Philadelphia Nightclub Entrepreneur Benjamin Bynum Sr. Has Died at Age 98
Benjamin Bynum Sr., a prominent nightclub owner who served as a link between the entertainment and political worlds of Philadelphia, died of a brief illness on October 19th at the age of 98.
Bynum began his self-made career as an entrepreneur with bars and cafés in North Philly and Germantown. Among his heirs are restaurateurs Robert and Benjamin Bynum Jr., who own restaurants South and Relish as well as former blues and jazz clubs Zanzibar Blue and Warmdaddy's in Center City.
"Ben Bynum touched the lives of innumerable people through his love of music and devotion to giving Philadelphians a place to hear it," said WRTI General Manager Bill Johnson. "He is forever woven into the fabric of Philadelphia's music history and his legacy, thanks to sons Robert and Benjamin Jr., continues on even in his passing."
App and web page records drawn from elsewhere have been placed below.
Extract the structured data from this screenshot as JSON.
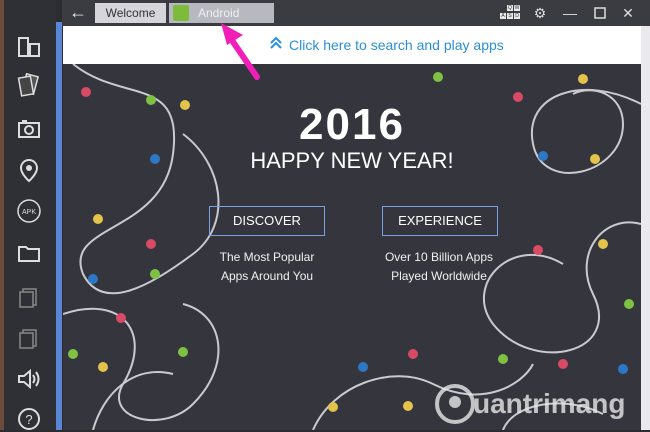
{
  "titlebar": {
    "back_icon": "back-arrow-icon",
    "tabs": [
      {
        "label": "Welcome"
      },
      {
        "label": "Android",
        "icon": "android-icon"
      }
    ],
    "keyboard_keys": [
      "Q",
      "W",
      "A",
      "S",
      "D"
    ],
    "controls": [
      "gear-icon",
      "minimize-icon",
      "maximize-icon",
      "close-icon"
    ]
  },
  "sidebar": {
    "items": [
      "multi-window-icon",
      "cards-icon",
      "camera-icon",
      "location-pin-icon",
      "apk-icon",
      "folder-icon",
      "copy-icon",
      "copy-icon-2",
      "volume-icon",
      "help-icon"
    ],
    "apk_label": "APK",
    "help_label": "?"
  },
  "search": {
    "text": "Click here to search and play apps"
  },
  "hero": {
    "year": "2016",
    "title": "HAPPY NEW YEAR!"
  },
  "cards": [
    {
      "button": "DISCOVER",
      "line1": "The Most Popular",
      "line2": "Apps Around You"
    },
    {
      "button": "EXPERIENCE",
      "line1": "Over 10 Billion Apps",
      "line2": "Played Worldwide"
    }
  ],
  "watermark": "uantrimang",
  "colors": {
    "accent": "#2b8fd8",
    "pink_arrow": "#f01fb8",
    "main_bg": "#35353d"
  }
}
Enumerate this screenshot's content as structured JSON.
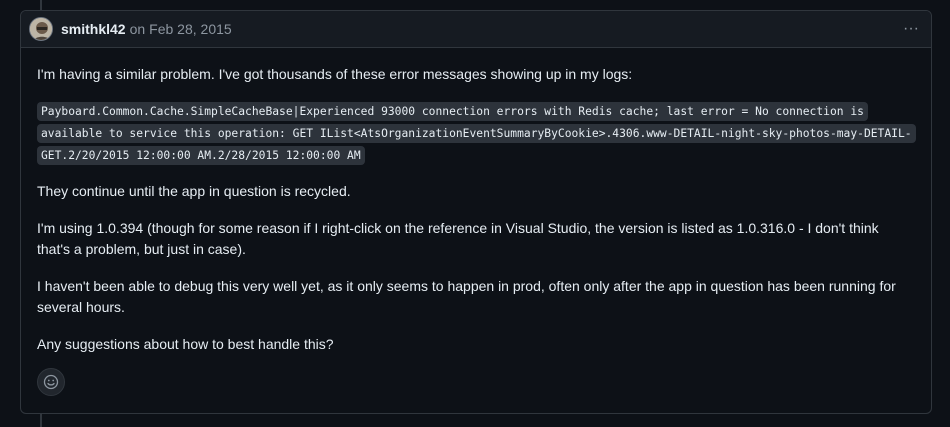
{
  "comment": {
    "author": "smithkl42",
    "on_text": "on",
    "date": "Feb 28, 2015",
    "menu_glyph": "···",
    "paragraphs": {
      "p1": "I'm having a similar problem. I've got thousands of these error messages showing up in my logs:",
      "code": "Payboard.Common.Cache.SimpleCacheBase|Experienced 93000 connection errors with Redis cache; last error = No connection is available to service this operation: GET IList<AtsOrganizationEventSummaryByCookie>.4306.www-DETAIL-night-sky-photos-may-DETAIL-GET.2/20/2015 12:00:00 AM.2/28/2015 12:00:00 AM",
      "p2": "They continue until the app in question is recycled.",
      "p3": "I'm using 1.0.394 (though for some reason if I right-click on the reference in Visual Studio, the version is listed as 1.0.316.0 - I don't think that's a problem, but just in case).",
      "p4": "I haven't been able to debug this very well yet, as it only seems to happen in prod, often only after the app in question has been running for several hours.",
      "p5": "Any suggestions about how to best handle this?"
    },
    "icons": {
      "avatar": "avatar-icon",
      "menu": "kebab-menu-icon",
      "reaction": "smiley-icon"
    }
  },
  "colors": {
    "background": "#0d1117",
    "header_bg": "#161b22",
    "border": "#30363d",
    "text": "#e6edf3",
    "muted": "#8d96a0",
    "code_bg": "#2d333b"
  }
}
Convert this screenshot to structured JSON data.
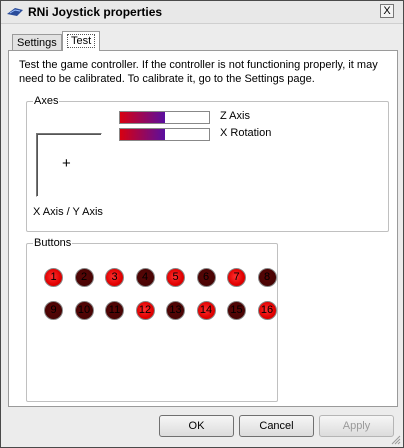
{
  "window": {
    "title": "RNi Joystick properties",
    "close_glyph": "X"
  },
  "tabs": [
    {
      "label": "Settings",
      "selected": false
    },
    {
      "label": "Test",
      "selected": true
    }
  ],
  "intro_text": "Test the game controller.  If the controller is not functioning properly, it may need to be calibrated.  To calibrate it, go to the Settings page.",
  "axes": {
    "group_label": "Axes",
    "xy_label": "X Axis / Y Axis",
    "cross_glyph": "+",
    "bars": [
      {
        "label": "Z Axis",
        "fill_fraction": 0.5
      },
      {
        "label": "X Rotation",
        "fill_fraction": 0.5
      }
    ]
  },
  "buttons_group": {
    "label": "Buttons",
    "items": [
      {
        "label": "1",
        "pressed": false
      },
      {
        "label": "2",
        "pressed": true
      },
      {
        "label": "3",
        "pressed": false
      },
      {
        "label": "4",
        "pressed": true
      },
      {
        "label": "5",
        "pressed": false
      },
      {
        "label": "6",
        "pressed": true
      },
      {
        "label": "7",
        "pressed": false
      },
      {
        "label": "8",
        "pressed": true
      },
      {
        "label": "9",
        "pressed": true
      },
      {
        "label": "10",
        "pressed": true
      },
      {
        "label": "11",
        "pressed": true
      },
      {
        "label": "12",
        "pressed": false
      },
      {
        "label": "13",
        "pressed": true
      },
      {
        "label": "14",
        "pressed": false
      },
      {
        "label": "15",
        "pressed": true
      },
      {
        "label": "16",
        "pressed": false
      }
    ]
  },
  "dialog_buttons": {
    "ok": "OK",
    "cancel": "Cancel",
    "apply": "Apply"
  },
  "colors": {
    "active_button": "#e00000",
    "inactive_button": "#4a0404",
    "bar_start": "#d70010",
    "bar_end": "#5a0fa0"
  }
}
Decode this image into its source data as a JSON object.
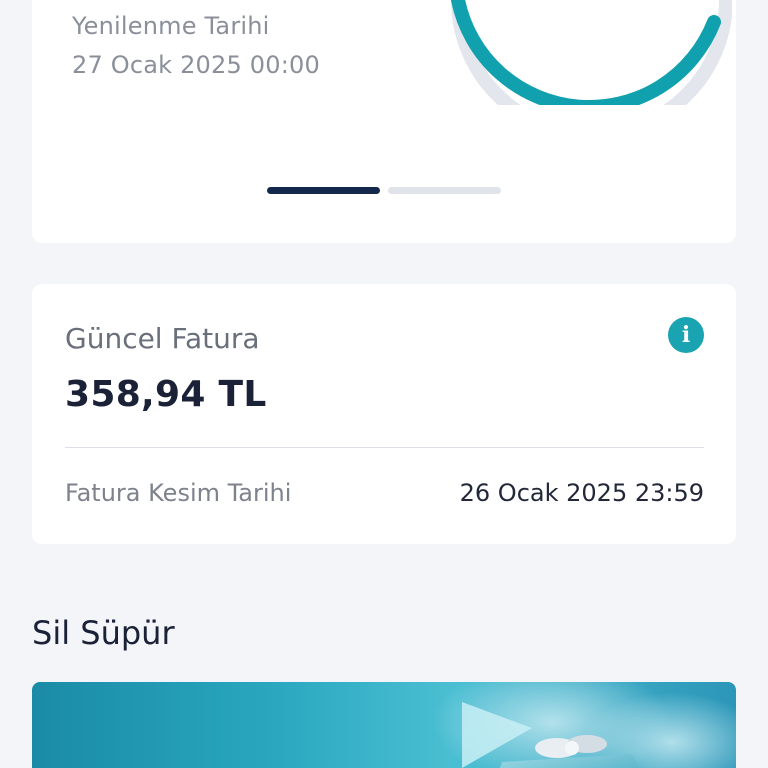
{
  "usage": {
    "renew_label": "Yenilenme Tarihi",
    "renew_date": "27 Ocak 2025 00:00",
    "gauge_fill_fraction": 0.95,
    "gauge_color": "#11a0ad",
    "gauge_track_color": "#e3e6ec",
    "pager": {
      "pages": 2,
      "active_index": 0
    }
  },
  "bill": {
    "title": "Güncel Fatura",
    "amount": "358,94 TL",
    "cut_label": "Fatura Kesim Tarihi",
    "cut_date": "26 Ocak 2025 23:59",
    "info_icon": "info-icon",
    "info_glyph": "i",
    "accent": "#1aa3b0"
  },
  "section": {
    "title": "Sil Süpür"
  },
  "banner": {
    "image": "gift-box-promo-image"
  }
}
Born in Lexington, S.C., on April 6, 1923, Benjamin Louie Bynum Sr. was one of ten siblings. During World War II, he served as a member of the Montford Point Marines, the first African American unit in the U.S. Marine Corps. Bynum opened the Cadillac Club on Germantown Avenue in Philadelphia in 1965 after operating other bars, including the Cosmo Club and the Big Moose, both in Brewerytown.
With his wife, Ruth, who handled the books, the Cadillac Club became known for booking famous artists like Nina Simone, B.B. King, Redd Foxx, Kenny Gamble, Woody Herman, Count Basie, Gladys Knight, Fats Domino, George Benson, The Stylistics and the Queen of Soul, Aretha Franklin. Billy Paul's first album, "Feeling Good at The Cadillac Club," mentions the club which featured him and shaped his career as a soul singer.
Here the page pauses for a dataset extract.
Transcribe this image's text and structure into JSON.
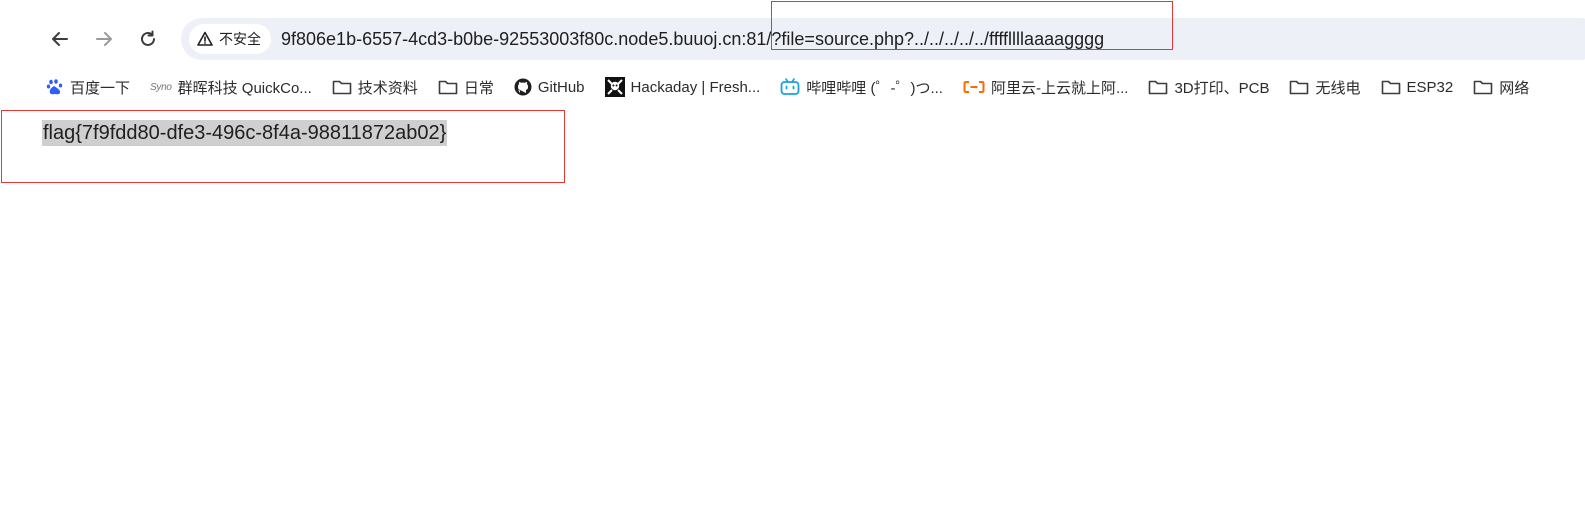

With his finger on the pulse of the changing times and his clientele's tastes, Mr. Bynum transformed the Cadillac Club into The Impulse Discotheque in 1977. Robert and Benjamin Jr. worked for him through high school and college, eventually launching their own business.
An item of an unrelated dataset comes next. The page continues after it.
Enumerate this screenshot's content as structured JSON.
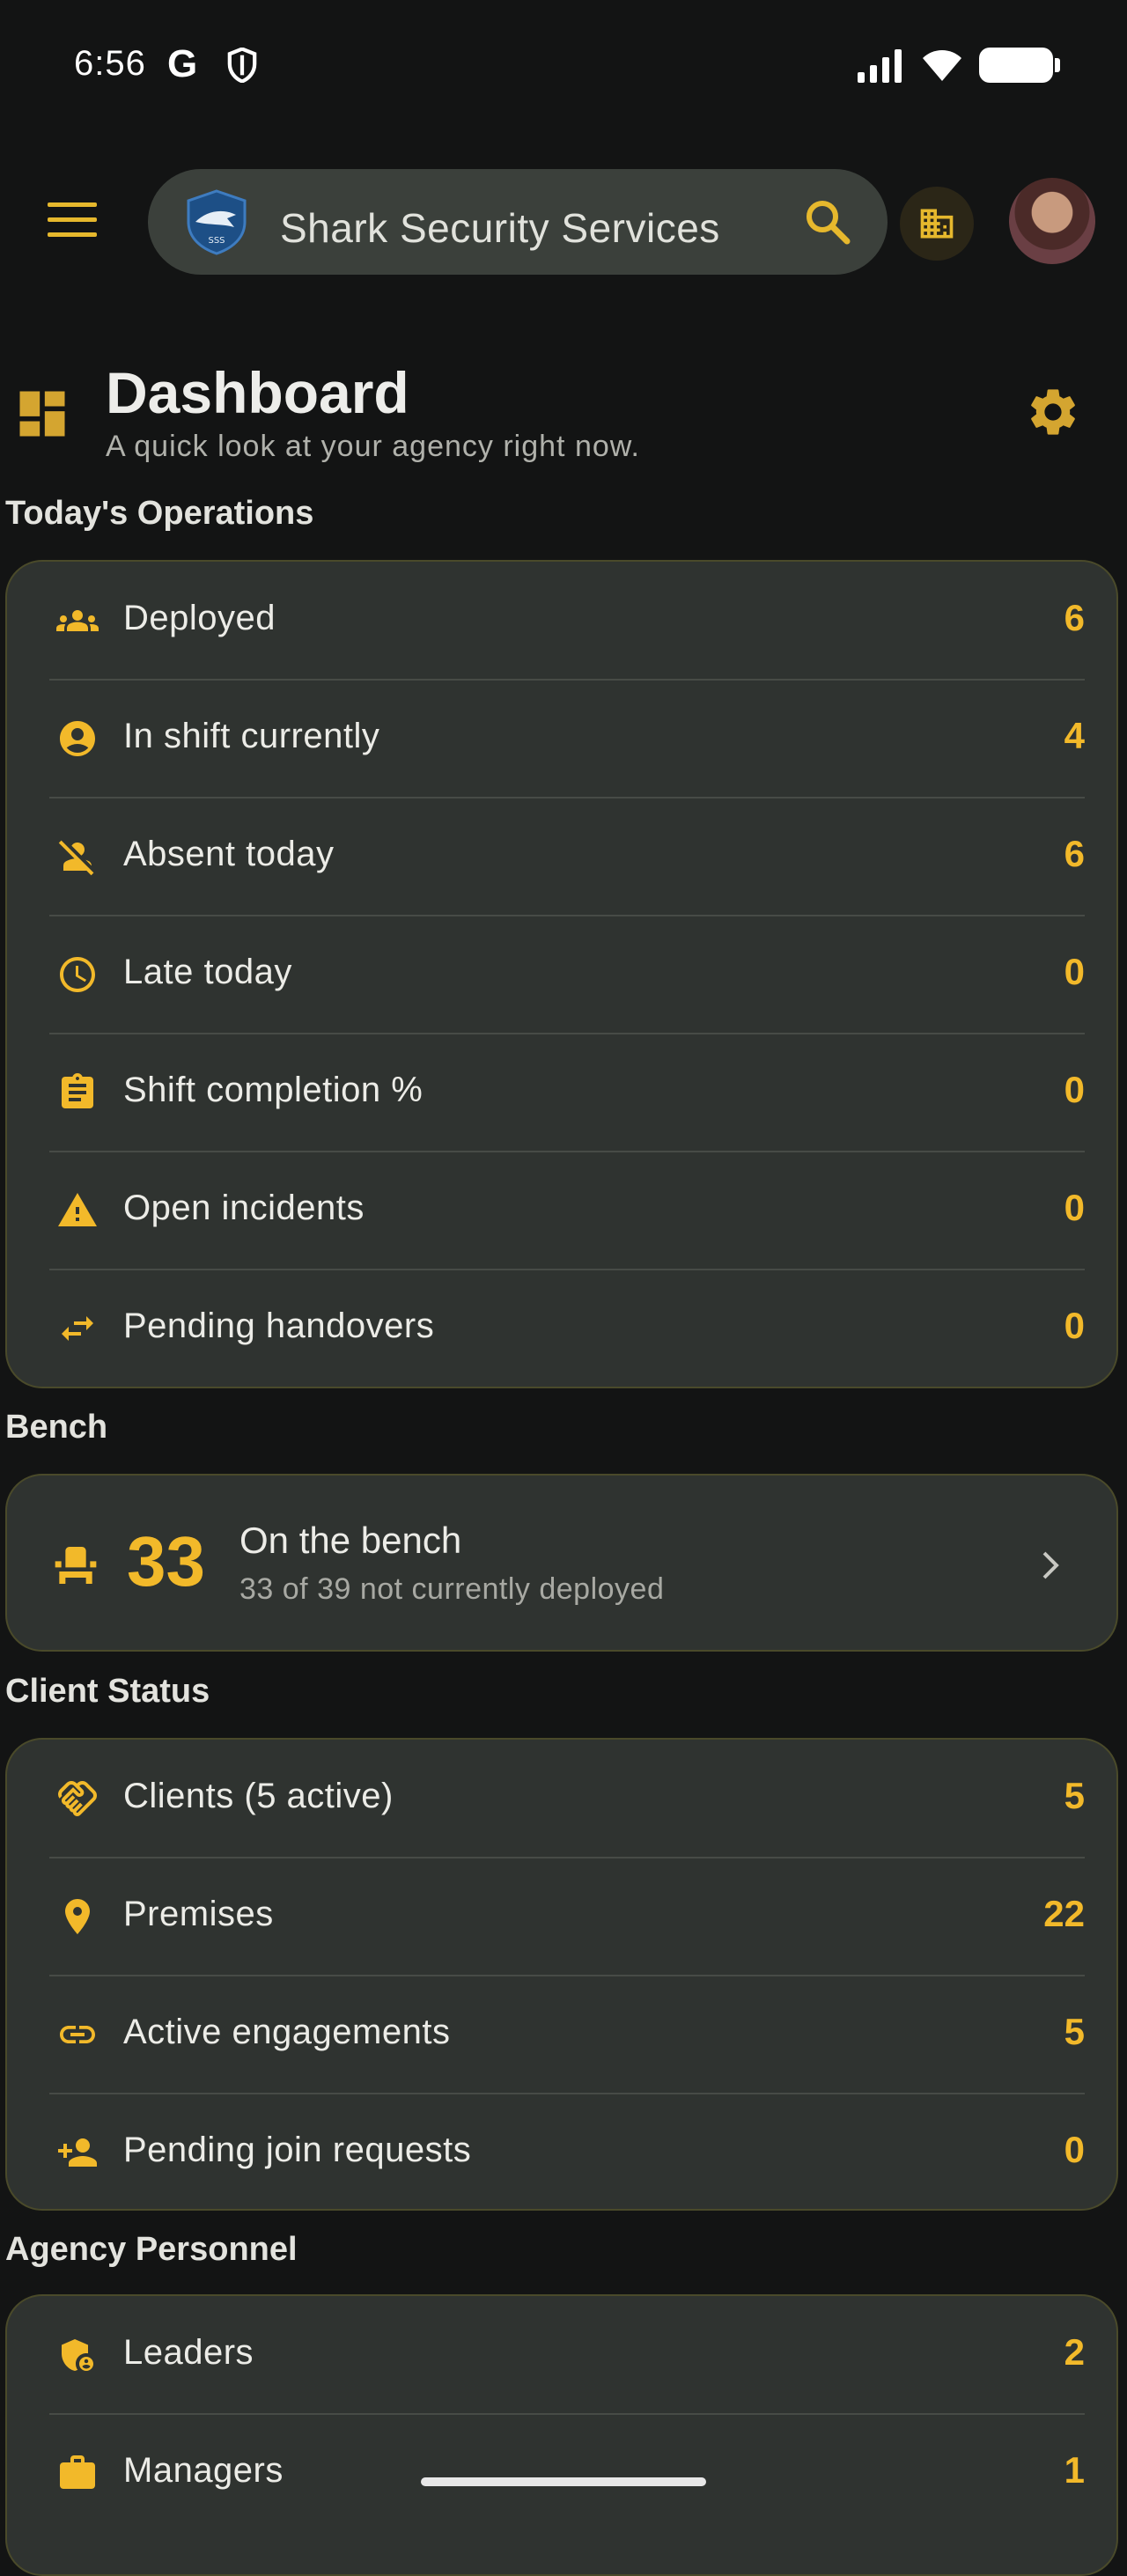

Former Philadelphia Mayor Michael Nutter, Robert Bynum's best friend in high school, was influenced by Ben, Sr.'s political acumen. During his youth, Nutter held positions as a manager and DJ at the Impulse Club and took civic and social lessons from the elder Bynum, telling The Philadelphia Inquirer, "I wouldn't be here today if it wasn't for Ben Bynum."
After The Impulse closed in 1991, Ben Sr. started booking the finest blues acts in the tri-state area for his sons' Southern food restaurant, Warmdaddy's, where he brought a level of entertainment to the area never seen before.
As a self-proclaimed non-retiree, Bynum worked into his 90s. His Friday and Saturday responsibilities at Warmdaddy's continued, even after it moved to a second location on Delaware Ave. and Reed St. before its pandemic shutdown.
Mr. Bynum's funeral service will be held on Monday, Nov. 1st at Deliverance Evangelistic Church, 2001 W. Lehigh Ave., Philadelphia, 19132. There will be a viewing from 9 to 11 AM followed by a service at 11 AM., and is open to all who would like to pay their respects. Burial will be at Ivy Hill Cemetery, Philadelphia.